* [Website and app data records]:

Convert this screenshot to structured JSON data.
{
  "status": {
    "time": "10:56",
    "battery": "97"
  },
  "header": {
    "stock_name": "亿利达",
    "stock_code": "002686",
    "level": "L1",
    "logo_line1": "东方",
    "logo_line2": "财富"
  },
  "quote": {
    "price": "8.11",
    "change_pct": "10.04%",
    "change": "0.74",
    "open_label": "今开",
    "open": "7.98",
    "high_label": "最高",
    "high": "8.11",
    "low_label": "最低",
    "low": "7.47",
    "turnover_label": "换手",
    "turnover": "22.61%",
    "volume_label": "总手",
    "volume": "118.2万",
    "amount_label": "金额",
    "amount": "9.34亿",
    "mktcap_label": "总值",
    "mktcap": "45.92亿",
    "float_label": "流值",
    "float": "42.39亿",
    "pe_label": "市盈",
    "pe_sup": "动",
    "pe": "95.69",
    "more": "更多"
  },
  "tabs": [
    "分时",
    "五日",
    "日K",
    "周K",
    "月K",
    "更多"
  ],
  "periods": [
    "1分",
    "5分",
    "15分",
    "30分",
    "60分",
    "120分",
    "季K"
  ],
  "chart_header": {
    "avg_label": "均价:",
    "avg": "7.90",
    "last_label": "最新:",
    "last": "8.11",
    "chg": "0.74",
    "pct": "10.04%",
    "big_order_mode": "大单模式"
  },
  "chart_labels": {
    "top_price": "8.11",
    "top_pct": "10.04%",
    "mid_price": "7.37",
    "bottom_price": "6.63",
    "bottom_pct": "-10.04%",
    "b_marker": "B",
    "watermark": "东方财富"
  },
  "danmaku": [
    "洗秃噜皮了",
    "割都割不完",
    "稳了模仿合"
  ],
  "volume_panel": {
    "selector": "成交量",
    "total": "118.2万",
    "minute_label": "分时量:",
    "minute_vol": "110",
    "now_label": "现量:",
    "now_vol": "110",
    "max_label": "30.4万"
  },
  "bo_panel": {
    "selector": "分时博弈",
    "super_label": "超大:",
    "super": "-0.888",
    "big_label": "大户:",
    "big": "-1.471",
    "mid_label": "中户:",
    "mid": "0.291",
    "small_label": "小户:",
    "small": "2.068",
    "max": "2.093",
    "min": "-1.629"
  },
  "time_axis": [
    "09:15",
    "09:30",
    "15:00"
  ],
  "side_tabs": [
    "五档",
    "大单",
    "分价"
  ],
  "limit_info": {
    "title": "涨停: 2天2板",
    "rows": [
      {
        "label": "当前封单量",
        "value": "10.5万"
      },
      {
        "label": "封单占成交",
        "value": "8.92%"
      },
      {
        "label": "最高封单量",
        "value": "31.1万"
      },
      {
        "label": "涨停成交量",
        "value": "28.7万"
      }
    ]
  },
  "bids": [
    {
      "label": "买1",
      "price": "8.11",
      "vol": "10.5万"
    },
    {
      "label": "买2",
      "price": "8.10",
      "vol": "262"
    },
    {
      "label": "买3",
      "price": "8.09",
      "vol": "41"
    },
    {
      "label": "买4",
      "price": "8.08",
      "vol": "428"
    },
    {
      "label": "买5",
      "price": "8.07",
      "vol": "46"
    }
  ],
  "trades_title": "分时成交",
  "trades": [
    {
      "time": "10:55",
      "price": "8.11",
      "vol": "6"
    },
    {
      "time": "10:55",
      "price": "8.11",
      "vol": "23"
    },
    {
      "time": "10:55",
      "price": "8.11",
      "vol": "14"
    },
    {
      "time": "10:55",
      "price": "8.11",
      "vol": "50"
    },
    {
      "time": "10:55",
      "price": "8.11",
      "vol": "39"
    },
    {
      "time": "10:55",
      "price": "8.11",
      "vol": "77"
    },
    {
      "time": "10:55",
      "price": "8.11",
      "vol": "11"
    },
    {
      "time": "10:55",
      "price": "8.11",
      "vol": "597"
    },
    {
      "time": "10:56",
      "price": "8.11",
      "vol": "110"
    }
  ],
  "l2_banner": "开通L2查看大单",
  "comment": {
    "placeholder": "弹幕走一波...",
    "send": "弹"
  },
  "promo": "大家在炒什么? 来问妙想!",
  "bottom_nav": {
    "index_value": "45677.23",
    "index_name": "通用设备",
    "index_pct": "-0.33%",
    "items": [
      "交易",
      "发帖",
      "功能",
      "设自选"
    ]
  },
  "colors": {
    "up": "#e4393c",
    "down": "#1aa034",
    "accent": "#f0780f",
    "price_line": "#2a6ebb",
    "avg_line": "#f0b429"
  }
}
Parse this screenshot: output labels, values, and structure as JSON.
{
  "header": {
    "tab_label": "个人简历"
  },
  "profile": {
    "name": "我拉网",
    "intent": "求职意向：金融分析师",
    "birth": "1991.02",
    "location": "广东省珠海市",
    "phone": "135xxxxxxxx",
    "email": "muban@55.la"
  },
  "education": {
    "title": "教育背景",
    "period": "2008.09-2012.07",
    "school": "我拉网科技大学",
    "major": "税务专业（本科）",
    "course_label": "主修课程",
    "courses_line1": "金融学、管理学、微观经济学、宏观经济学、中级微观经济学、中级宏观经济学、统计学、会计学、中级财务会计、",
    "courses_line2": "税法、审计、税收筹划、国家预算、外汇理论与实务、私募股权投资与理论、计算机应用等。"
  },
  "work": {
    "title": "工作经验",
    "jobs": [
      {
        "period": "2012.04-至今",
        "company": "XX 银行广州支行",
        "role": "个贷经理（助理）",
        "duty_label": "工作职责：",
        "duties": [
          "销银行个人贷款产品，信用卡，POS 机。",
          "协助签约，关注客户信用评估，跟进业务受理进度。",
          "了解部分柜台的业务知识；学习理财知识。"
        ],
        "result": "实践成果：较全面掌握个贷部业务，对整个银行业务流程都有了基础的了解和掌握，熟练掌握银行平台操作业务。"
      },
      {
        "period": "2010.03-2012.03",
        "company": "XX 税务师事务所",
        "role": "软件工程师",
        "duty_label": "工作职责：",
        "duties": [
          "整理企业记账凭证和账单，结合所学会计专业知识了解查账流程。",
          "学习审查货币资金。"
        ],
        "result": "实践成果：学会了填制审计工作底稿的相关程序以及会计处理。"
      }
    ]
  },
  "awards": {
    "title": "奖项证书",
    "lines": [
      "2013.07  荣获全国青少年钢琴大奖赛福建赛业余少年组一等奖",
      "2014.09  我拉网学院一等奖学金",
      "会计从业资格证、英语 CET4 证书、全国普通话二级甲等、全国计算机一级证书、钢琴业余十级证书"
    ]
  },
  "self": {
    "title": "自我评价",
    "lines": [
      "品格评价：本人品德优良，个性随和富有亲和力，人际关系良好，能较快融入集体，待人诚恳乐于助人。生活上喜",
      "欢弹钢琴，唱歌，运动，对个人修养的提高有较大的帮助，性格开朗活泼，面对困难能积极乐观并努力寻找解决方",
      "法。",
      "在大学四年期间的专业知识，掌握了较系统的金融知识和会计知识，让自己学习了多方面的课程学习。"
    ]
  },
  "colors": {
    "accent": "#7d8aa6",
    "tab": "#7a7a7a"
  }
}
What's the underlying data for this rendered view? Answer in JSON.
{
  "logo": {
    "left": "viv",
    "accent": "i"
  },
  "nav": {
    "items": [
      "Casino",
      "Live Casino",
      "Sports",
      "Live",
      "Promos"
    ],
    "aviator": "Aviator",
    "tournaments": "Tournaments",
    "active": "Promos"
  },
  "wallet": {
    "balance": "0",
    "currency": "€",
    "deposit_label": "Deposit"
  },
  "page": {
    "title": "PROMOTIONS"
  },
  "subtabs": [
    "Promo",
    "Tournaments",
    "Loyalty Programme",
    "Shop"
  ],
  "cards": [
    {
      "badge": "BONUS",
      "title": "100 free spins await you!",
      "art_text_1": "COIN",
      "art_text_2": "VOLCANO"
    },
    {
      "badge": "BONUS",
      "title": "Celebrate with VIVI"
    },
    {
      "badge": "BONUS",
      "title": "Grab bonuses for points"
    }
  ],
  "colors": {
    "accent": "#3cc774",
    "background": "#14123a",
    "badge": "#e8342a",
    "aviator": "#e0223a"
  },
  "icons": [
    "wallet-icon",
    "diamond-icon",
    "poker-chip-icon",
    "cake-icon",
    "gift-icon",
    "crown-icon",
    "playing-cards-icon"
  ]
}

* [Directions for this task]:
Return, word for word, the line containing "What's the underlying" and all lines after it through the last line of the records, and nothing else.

* [Output of the exercise]:
What's the underlying data for this rendered view? Answer in JSON.
{
  "logo": {
    "left": "viv",
    "accent": "i"
  },
  "nav": {
    "items": [
      "Casino",
      "Live Casino",
      "Sports",
      "Live",
      "Promos"
    ],
    "aviator": "Aviator",
    "tournaments": "Tournaments",
    "active": "Promos"
  },
  "wallet": {
    "balance": "0",
    "currency": "€",
    "deposit_label": "Deposit"
  },
  "page": {
    "title": "PROMOTIONS"
  },
  "subtabs": [
    "Promo",
    "Tournaments",
    "Loyalty Programme",
    "Shop"
  ],
  "cards": [
    {
      "badge": "BONUS",
      "title": "100 free spins await you!",
      "art_text_1": "COIN",
      "art_text_2": "VOLCANO"
    },
    {
      "badge": "BONUS",
      "title": "Celebrate with VIVI"
    },
    {
      "badge": "BONUS",
      "title": "Grab bonuses for points"
    }
  ],
  "colors": {
    "accent": "#3cc774",
    "background": "#14123a",
    "badge": "#e8342a",
    "aviator": "#e0223a"
  },
  "icons": [
    "wallet-icon",
    "diamond-icon",
    "poker-chip-icon",
    "cake-icon",
    "gift-icon",
    "crown-icon",
    "playing-cards-icon"
  ]
}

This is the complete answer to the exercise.